▸ Requirement: Every line below that includes the word "propostas" needs to be copied.
### Data for this task
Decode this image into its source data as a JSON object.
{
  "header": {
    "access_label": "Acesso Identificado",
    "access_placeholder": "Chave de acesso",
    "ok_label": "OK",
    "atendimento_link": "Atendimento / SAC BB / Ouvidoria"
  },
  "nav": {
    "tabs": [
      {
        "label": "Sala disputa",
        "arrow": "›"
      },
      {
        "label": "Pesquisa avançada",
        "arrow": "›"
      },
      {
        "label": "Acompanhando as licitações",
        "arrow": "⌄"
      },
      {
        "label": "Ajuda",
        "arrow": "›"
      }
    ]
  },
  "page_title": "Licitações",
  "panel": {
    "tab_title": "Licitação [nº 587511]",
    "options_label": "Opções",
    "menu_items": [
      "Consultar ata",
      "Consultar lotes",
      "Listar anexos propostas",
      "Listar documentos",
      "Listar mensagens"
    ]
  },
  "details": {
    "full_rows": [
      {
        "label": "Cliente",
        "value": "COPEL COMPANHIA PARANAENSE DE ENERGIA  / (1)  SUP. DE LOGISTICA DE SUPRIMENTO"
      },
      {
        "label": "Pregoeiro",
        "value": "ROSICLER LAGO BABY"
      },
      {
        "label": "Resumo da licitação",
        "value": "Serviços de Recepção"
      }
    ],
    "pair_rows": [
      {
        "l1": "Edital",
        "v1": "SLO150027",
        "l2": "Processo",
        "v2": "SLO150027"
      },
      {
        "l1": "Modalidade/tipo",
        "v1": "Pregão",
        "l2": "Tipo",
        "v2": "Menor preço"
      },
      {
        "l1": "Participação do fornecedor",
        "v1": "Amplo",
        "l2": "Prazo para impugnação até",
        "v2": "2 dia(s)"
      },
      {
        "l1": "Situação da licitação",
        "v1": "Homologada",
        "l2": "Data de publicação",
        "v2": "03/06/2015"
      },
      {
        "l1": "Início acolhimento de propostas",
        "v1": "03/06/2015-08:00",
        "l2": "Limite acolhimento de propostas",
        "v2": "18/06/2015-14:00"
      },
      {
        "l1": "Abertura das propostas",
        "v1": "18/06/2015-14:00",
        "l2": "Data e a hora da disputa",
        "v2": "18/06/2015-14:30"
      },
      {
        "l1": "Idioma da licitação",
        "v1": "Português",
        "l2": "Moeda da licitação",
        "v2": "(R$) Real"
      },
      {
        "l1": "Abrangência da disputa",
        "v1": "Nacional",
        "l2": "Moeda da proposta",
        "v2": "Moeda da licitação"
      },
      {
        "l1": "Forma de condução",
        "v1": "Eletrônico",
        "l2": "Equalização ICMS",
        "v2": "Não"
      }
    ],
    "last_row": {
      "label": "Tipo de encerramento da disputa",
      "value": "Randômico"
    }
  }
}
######
▸ Written solution:
      "Listar anexos propostas",
        "l1": "Início acolhimento de propostas",
        "l2": "Limite acolhimento de propostas",
        "l1": "Abertura das propostas",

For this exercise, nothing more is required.